Element data from apps and pages:
• • •
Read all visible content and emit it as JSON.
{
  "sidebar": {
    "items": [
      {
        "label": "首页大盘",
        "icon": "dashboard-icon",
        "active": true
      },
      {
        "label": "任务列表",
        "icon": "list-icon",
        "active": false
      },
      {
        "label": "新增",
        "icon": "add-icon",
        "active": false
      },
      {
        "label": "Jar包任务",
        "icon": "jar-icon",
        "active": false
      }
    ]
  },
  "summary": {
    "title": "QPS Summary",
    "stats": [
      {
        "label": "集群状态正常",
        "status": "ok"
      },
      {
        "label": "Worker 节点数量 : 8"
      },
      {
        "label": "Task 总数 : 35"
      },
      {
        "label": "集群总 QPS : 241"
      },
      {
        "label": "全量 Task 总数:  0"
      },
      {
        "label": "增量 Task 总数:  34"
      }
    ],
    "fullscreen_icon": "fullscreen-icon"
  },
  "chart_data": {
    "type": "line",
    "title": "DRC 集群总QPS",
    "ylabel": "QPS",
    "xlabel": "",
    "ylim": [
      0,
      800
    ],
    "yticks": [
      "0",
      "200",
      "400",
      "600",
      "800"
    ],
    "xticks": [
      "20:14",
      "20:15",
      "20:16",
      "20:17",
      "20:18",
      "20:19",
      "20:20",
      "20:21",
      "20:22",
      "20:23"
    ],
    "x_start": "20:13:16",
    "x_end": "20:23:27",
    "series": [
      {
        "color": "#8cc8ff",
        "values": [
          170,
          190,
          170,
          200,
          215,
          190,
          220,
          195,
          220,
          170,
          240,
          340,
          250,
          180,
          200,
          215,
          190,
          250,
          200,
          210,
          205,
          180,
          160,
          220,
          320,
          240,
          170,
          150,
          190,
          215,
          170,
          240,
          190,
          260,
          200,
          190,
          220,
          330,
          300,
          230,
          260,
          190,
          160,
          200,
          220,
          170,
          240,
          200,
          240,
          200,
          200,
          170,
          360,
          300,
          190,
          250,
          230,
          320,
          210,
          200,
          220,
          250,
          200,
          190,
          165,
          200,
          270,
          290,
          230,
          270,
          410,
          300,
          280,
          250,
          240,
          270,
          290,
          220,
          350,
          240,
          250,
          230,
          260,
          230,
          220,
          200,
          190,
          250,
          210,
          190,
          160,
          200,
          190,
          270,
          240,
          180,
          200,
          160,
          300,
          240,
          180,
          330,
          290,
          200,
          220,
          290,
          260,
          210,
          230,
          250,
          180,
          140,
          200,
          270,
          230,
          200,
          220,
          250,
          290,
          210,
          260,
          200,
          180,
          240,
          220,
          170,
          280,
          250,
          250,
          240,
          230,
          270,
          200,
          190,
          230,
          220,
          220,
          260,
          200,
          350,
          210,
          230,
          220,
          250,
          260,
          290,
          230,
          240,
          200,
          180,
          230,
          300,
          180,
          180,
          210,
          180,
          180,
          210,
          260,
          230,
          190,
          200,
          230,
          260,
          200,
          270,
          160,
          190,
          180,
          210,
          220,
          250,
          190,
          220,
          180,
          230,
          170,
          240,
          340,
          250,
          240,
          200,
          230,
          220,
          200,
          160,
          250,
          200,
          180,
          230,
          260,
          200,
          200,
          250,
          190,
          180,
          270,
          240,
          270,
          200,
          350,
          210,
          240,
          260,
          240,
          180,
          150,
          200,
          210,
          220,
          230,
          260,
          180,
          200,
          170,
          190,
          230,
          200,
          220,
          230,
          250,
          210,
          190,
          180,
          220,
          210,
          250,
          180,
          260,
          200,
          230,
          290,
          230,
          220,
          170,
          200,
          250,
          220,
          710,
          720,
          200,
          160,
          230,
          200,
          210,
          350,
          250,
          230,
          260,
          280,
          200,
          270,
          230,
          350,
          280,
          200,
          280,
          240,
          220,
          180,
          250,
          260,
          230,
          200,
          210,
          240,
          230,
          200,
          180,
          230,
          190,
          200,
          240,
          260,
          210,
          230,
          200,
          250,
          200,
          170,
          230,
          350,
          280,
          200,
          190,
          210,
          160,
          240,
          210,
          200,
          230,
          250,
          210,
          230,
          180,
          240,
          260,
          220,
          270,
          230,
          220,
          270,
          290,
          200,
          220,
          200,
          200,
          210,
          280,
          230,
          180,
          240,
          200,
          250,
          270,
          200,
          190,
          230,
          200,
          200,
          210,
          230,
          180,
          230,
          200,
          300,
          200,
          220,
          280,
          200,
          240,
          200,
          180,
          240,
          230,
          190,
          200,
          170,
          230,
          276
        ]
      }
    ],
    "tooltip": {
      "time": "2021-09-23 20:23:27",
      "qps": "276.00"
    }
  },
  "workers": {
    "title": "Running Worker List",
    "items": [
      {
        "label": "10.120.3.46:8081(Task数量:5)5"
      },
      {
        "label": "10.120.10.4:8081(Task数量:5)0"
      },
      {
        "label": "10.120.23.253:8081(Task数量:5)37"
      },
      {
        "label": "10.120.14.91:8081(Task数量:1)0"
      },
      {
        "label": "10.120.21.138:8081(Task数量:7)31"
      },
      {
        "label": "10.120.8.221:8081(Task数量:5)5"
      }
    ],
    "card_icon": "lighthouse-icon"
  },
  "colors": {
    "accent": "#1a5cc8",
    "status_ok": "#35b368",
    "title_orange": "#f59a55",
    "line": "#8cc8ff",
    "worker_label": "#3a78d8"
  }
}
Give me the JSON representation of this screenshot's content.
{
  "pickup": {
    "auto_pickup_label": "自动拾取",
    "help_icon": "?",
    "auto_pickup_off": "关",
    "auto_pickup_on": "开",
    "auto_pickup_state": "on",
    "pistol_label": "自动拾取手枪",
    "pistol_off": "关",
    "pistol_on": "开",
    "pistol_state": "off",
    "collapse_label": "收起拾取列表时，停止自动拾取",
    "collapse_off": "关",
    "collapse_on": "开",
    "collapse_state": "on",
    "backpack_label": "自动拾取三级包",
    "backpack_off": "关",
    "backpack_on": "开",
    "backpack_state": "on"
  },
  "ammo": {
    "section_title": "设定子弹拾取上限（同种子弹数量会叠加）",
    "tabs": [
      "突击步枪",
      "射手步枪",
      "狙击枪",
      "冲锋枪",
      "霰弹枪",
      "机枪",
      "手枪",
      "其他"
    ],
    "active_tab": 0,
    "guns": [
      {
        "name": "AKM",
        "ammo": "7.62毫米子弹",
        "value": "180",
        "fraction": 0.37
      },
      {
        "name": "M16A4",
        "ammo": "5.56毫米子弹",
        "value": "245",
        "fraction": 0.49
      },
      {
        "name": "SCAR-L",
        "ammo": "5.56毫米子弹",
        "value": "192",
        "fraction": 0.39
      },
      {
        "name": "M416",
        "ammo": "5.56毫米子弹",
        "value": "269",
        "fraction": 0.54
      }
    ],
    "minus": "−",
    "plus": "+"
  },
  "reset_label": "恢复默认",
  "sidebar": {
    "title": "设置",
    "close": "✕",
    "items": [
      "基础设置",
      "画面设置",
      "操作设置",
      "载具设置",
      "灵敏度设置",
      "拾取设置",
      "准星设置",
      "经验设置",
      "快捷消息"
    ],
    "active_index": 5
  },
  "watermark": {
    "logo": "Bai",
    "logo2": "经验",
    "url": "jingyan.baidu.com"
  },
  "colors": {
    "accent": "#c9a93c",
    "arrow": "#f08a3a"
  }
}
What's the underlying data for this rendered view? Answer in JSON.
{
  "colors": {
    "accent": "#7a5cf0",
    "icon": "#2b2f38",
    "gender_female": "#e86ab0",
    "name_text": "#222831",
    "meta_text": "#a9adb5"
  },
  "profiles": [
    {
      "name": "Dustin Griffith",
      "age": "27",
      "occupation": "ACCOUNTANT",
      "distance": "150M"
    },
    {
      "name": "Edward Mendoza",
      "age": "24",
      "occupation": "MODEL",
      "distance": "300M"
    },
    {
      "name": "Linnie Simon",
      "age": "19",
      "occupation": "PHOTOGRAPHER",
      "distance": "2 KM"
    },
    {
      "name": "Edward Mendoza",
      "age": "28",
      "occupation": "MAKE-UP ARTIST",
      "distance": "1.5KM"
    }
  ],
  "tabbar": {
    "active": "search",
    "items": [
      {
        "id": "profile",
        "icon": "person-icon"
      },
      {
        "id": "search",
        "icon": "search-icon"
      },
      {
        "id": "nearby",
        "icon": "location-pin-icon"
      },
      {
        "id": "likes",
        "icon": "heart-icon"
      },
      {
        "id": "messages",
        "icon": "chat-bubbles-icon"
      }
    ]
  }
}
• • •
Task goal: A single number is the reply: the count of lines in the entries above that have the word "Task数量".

Solution for this task: 6